Better diagnostic techniques have let physicians see problems like never before. Currently autism spectrum disorders affect one in every 68 children. Boys are affected more than girls. One in every 42 boys is affected and one in every 189 girls has some level of autism. In the United States alone, more than 3.5 million people are living with autism. Between 2002 and 2010, incidents of autism went up by between six and 15%. Early diagnosis and treatment can have amazing results. The cost of care that will be needed over a lifetime can be reduced by at least 67% if the diagnosis happens early enough.
If your child has been diagnosed with an autism spectrum disorder, you may not know what to do or where to turn. Here are some tips to help you:
- Give yourself some time to process. Caring for a child with an autism spectrum disorder is more like a marathon than a sprint. If you do not take some time for yourself from time to time, you will burn yourself out. There is a lot to do but you should still set aside some time for yourself. Take a bubble bath. Watch some mindless television. Catch up on a book. You need to take care of your child but you need to take care of yourself as well.
- Do not believe everything you read online. There is a lot of information on the internet that is scary, crazy and just plain wrong. You can make yourself crazy by reading everything on the internet. You are not going to fiund a cure for autism with Google.
- Make use of social media sites to find support. There are a lot of support networks online for parents of children with autism. It is in these social groups that you may get real, practical information, help and emotional support. Other parents may know about autism treatment centers that you have not heard of. They can tell you what their personal experiences have been and what they thought of the care their child received. No matter what time of the day or night it is, you can probably find another parent of an autistic child online who can offer support.
- Be prepared to try thinks that just do not work. Every child is different and every experience with autism is unique. What works for one child may not work for another. If you try a treatment and do not see any change or if it does nothing to help your child, do not get discouraged. You just need to keep looking for what does work for your child.
- You will get a lot of unsolicited advice.
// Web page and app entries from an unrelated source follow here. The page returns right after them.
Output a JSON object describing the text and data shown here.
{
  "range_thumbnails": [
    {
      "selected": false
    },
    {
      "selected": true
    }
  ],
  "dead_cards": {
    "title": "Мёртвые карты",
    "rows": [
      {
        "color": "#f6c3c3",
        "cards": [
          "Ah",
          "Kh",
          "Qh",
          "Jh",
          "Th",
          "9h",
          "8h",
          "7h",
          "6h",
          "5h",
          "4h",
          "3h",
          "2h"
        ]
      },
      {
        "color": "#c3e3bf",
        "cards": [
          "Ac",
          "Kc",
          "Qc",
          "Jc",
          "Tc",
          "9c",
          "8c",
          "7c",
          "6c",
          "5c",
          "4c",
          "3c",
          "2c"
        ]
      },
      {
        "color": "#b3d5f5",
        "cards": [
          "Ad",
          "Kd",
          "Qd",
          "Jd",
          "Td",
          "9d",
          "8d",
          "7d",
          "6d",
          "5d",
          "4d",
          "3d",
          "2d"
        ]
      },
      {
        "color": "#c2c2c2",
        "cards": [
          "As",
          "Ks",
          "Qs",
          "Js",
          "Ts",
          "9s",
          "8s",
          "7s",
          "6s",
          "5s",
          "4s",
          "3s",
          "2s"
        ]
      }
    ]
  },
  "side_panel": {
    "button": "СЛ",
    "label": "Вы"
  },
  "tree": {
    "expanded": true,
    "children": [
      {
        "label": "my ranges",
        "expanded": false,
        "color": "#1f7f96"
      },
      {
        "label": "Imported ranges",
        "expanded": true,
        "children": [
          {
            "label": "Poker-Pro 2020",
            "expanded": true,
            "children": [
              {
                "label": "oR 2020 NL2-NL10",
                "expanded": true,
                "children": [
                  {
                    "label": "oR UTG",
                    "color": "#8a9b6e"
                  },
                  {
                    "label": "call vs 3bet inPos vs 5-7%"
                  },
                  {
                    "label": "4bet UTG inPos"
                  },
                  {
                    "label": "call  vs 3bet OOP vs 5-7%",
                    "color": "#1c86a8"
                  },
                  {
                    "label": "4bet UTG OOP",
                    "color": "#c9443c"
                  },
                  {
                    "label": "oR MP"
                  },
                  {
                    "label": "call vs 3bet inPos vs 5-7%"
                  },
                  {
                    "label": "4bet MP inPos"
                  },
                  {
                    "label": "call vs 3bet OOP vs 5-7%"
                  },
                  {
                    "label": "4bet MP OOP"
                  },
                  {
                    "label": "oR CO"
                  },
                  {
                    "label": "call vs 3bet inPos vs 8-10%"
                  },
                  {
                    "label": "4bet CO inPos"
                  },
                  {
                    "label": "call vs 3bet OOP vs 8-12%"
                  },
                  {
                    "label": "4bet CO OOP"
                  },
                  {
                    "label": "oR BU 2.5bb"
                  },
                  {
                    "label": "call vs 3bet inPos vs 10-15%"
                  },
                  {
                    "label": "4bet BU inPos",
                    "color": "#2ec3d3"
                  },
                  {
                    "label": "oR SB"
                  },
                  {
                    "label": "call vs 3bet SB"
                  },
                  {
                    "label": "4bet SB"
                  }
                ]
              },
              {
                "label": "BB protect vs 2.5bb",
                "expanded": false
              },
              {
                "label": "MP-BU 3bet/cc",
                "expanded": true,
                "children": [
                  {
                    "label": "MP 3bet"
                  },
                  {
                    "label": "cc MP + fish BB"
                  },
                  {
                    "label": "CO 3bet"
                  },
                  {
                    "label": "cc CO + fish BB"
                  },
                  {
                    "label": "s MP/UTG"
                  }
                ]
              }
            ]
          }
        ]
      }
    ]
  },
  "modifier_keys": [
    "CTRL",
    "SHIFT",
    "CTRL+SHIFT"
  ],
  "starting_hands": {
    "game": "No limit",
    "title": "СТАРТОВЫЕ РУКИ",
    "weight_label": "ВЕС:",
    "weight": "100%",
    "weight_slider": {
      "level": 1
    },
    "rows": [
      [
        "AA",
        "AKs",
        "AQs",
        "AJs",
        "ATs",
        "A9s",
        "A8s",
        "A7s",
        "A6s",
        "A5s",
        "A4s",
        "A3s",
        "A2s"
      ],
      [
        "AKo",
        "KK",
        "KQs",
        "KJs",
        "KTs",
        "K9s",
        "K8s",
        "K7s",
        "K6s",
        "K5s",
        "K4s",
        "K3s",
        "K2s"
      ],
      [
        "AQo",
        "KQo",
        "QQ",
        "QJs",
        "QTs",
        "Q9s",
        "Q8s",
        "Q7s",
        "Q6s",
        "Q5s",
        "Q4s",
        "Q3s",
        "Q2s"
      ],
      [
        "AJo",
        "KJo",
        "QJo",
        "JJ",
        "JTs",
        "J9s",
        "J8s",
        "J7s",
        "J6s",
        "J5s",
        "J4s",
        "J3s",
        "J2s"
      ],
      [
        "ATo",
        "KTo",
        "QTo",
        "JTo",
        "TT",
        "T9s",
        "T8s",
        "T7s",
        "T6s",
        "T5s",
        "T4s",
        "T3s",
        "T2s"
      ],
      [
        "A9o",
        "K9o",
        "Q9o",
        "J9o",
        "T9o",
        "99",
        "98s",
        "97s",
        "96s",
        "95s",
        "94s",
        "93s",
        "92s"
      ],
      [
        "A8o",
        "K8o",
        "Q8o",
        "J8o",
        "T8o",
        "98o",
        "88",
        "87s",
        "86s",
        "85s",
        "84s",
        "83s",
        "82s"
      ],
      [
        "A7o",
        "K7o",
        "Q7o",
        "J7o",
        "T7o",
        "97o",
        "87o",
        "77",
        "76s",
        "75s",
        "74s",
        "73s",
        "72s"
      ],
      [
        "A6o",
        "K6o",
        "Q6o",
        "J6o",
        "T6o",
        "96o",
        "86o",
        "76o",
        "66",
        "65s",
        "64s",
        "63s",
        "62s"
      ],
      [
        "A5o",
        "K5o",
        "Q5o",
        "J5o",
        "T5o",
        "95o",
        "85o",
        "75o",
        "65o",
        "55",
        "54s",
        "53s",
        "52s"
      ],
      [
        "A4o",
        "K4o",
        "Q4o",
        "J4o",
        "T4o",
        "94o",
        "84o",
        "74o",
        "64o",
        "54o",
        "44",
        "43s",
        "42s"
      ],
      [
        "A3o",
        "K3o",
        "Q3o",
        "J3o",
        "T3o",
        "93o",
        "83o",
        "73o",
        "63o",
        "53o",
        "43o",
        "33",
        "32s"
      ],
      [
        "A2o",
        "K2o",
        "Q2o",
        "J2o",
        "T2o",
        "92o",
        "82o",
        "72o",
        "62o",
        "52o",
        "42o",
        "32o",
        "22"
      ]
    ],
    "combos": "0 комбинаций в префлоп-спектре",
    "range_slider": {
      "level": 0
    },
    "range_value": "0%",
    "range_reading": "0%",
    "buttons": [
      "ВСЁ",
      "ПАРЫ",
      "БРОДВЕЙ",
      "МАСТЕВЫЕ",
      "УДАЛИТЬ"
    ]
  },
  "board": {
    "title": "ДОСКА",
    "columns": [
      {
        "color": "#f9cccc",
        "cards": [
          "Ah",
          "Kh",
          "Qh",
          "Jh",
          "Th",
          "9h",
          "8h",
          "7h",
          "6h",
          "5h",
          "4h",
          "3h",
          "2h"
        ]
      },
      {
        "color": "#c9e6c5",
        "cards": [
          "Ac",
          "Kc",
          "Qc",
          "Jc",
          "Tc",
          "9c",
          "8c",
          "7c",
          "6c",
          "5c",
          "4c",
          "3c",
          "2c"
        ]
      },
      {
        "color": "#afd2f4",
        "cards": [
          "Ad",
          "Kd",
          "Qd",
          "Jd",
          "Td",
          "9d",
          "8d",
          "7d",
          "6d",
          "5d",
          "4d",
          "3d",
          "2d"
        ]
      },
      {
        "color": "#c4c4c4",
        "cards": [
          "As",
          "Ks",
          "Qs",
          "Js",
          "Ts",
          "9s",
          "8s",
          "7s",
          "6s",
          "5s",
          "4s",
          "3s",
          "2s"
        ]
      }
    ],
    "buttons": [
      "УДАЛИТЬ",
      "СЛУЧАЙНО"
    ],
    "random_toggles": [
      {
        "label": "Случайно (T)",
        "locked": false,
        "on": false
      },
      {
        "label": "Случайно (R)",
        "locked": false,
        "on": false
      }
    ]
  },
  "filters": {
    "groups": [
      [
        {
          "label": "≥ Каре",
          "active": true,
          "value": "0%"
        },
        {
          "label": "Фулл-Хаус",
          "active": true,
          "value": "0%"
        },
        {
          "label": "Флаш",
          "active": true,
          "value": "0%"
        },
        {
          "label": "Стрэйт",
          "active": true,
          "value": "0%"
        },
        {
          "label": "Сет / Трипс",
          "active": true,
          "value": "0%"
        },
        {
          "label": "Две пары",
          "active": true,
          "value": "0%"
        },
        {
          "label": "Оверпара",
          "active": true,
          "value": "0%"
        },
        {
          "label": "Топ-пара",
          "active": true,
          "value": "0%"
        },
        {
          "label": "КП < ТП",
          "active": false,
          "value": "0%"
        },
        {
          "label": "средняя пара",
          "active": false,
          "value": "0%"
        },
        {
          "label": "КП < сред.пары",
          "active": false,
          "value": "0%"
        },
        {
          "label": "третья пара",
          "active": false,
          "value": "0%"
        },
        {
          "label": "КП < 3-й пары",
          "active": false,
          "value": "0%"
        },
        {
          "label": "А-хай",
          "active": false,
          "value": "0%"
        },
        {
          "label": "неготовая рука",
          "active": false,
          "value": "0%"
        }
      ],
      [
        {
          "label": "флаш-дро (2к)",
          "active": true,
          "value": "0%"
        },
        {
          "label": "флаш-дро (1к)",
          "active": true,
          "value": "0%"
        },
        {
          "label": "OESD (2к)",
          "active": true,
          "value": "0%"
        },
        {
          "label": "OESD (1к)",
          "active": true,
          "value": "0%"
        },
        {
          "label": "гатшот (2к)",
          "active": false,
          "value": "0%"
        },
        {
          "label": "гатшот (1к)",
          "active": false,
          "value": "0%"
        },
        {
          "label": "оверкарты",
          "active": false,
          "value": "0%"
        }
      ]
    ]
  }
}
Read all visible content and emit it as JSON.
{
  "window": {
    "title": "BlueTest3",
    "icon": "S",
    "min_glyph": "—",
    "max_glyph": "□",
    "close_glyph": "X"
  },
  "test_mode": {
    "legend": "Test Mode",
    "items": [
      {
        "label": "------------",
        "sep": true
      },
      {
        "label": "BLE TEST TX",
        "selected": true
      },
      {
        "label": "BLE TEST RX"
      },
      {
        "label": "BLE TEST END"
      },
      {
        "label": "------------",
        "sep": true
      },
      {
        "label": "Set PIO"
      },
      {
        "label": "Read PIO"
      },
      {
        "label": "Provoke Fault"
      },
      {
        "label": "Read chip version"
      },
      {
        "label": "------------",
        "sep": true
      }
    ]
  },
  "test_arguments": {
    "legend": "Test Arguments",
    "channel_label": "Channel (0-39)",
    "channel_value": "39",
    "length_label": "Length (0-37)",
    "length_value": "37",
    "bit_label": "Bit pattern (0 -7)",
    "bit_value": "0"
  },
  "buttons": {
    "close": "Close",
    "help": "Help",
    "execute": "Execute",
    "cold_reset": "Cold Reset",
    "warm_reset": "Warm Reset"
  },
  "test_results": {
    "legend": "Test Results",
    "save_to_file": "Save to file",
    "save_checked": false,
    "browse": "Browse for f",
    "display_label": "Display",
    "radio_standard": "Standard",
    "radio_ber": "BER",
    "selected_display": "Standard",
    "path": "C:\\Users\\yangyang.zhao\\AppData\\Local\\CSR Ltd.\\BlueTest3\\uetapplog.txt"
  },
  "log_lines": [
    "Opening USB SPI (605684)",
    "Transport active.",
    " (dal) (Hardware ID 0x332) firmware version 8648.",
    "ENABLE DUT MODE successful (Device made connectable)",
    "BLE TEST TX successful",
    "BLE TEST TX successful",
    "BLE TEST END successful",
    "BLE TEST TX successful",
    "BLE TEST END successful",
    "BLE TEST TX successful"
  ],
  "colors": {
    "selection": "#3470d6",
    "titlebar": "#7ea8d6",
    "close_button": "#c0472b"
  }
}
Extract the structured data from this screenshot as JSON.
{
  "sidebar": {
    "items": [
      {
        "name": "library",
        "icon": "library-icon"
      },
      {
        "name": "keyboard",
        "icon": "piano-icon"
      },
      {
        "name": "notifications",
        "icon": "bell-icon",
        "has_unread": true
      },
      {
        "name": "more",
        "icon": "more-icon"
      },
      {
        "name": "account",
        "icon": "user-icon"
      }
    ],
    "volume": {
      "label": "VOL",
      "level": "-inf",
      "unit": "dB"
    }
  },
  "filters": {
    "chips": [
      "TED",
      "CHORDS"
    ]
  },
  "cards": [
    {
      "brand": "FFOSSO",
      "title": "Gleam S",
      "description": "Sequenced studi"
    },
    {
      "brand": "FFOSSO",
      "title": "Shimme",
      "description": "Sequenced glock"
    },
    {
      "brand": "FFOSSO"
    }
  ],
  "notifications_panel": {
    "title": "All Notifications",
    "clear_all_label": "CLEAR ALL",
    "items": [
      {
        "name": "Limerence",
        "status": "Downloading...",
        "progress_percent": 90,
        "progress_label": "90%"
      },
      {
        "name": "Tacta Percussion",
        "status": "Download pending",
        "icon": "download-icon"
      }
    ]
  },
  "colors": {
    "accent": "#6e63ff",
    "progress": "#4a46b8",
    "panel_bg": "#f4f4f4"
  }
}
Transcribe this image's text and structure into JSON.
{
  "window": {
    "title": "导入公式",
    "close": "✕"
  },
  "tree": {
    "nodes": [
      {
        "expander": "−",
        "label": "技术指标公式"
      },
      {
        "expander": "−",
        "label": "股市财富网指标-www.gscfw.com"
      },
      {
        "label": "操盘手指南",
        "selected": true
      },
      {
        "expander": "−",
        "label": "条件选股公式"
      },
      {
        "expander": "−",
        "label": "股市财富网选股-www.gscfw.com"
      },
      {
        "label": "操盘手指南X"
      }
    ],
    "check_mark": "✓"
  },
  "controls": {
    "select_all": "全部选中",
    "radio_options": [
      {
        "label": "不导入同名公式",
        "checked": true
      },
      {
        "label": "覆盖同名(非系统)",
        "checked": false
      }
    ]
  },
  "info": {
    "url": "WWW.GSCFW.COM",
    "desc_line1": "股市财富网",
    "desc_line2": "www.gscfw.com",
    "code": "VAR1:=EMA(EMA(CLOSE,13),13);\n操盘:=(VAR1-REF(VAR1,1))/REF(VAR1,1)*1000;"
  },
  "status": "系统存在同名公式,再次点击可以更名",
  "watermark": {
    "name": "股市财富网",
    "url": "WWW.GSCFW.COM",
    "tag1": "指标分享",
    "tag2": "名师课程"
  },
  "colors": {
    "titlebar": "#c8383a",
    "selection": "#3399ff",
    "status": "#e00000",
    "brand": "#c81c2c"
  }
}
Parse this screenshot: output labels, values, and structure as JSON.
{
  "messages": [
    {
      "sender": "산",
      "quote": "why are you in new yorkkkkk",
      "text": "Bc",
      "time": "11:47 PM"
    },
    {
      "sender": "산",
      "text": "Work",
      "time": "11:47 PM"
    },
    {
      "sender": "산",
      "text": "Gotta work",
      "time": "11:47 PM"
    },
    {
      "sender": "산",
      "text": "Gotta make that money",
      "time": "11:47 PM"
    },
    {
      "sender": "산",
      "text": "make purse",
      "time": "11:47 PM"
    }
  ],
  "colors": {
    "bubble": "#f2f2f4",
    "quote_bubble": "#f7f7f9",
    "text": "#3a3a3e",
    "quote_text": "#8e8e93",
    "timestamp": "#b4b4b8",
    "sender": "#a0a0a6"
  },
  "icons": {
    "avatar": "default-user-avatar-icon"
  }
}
It seems almost everyone has an opinion when it comes to autism. Maybe their sister’s child has it or they saw something on the news. Once people hear that your child has been diagnosed with autism, they think they should let you know what they have heard. Some of the advice will come from people who have been dealing with autism personally as their children may have been diagnosed years earlier. Listen to their advice but do not take too much from it. Again, what works and does not work for their child may not be what works and does not work for yours. Listen to the people and take or leave their advice. It is not worth it to try and argue.
- Have an open mind with treatment options. Some of the treatment options people are going to suggest may just sound ridiculous. Sometimes the ridiculous works. There are a lot of medical treatments for a host of problems that started out as crazy ideas.
- When you go out, take your child. This may fall into the “That is crazy!” category but when you take your child out with you, you can start to teach them the coping skills that they will need to live their lives. When you go to the grocery store, bank, whatever errands you have to do, take them along.
Caring for a child with autism can be very challenging but there is support and help out there. Take advantage of support groups and other resources to make it easier.